On 26 May 2022, the ICO released its monetary penalty notice and enforcement notice against Clearview.
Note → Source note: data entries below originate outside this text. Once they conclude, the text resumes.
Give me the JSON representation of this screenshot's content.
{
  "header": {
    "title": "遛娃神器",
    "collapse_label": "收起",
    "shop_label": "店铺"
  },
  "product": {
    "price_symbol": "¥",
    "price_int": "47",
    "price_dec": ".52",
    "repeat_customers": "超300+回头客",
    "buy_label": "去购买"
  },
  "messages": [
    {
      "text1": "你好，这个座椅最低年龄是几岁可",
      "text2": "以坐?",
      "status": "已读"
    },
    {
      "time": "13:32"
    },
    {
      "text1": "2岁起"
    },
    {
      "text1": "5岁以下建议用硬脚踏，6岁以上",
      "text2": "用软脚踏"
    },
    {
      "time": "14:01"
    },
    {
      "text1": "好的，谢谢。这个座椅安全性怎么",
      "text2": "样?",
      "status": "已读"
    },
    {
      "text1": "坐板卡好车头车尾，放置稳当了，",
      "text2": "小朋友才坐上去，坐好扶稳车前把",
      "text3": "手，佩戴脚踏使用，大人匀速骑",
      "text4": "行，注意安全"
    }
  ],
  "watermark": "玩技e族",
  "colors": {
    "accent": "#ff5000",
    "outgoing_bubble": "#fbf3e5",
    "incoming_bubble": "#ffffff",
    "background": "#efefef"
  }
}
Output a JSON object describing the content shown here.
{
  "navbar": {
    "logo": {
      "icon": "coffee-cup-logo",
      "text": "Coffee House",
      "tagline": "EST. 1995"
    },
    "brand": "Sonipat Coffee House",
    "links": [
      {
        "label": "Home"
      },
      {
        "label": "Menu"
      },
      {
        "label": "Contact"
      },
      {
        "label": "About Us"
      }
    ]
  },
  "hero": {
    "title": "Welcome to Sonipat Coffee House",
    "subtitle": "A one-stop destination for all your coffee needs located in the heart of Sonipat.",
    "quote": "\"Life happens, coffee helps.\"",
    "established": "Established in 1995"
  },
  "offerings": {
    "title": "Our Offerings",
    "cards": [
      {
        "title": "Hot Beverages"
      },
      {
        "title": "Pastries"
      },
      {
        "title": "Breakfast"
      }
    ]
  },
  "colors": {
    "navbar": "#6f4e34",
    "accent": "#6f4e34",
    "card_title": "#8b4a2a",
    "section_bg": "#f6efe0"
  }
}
The ICO concluded that Clearview’s activities infringed a number of the GDPR and UK GDPR’s provisions, including:

  • Failing to process data in a way that is fair and transparent under Article 5(1)(a) GDPR. The ICO concluded that people were not made aware or would not reasonably expect their images to be scraped, added to a worldwide database, and made available to a wide range of customers for the purpose of matching images on the company’s database.
  • Failing to process data in a way that is lawful under the GDPR. The ICO ruled that Clearview’s processing did not meet any of the conditions for lawful processing set out in Article 6, nor, for biometric data, in Article 9(2) GDPR.
  • Failing to have a data retention policy and thus being unable to ensure that personal data are not retained for longer than necessary under Article 5(1)(e) GDPR. There was no indication as to when (or whether) any images are ever removed from Clearview’s database.
  • Failing to provide data subjects with the necessary information under Article 14 GDPR. According to the ICO’s investigation, the only way in which data subjects could obtain that information was by contacting Clearview and directly requesting it.
  • Impeding the exercise of data subject rights under Articles 15, 16, 17, 21 and 22 GDPR. In order to exercise these rights, data subjects needed to provide Clearview with additional personal data, by providing a photograph of themselves that can be matched against the Clearview Database.
  • Failing to conduct a Data Protection Impact Assessment (“DPIA”) under Article 35 GDPR. The ICO found that Clearview failed at any time to conduct a DPIA in respect of its processing of the personal data of UK residents.

Continue Reading Facial Recognition Update: UK ICO Fines Clearview AI £7.5m & EDPB Adopts Draft Guidelines on Use of FRT by Law Enforcement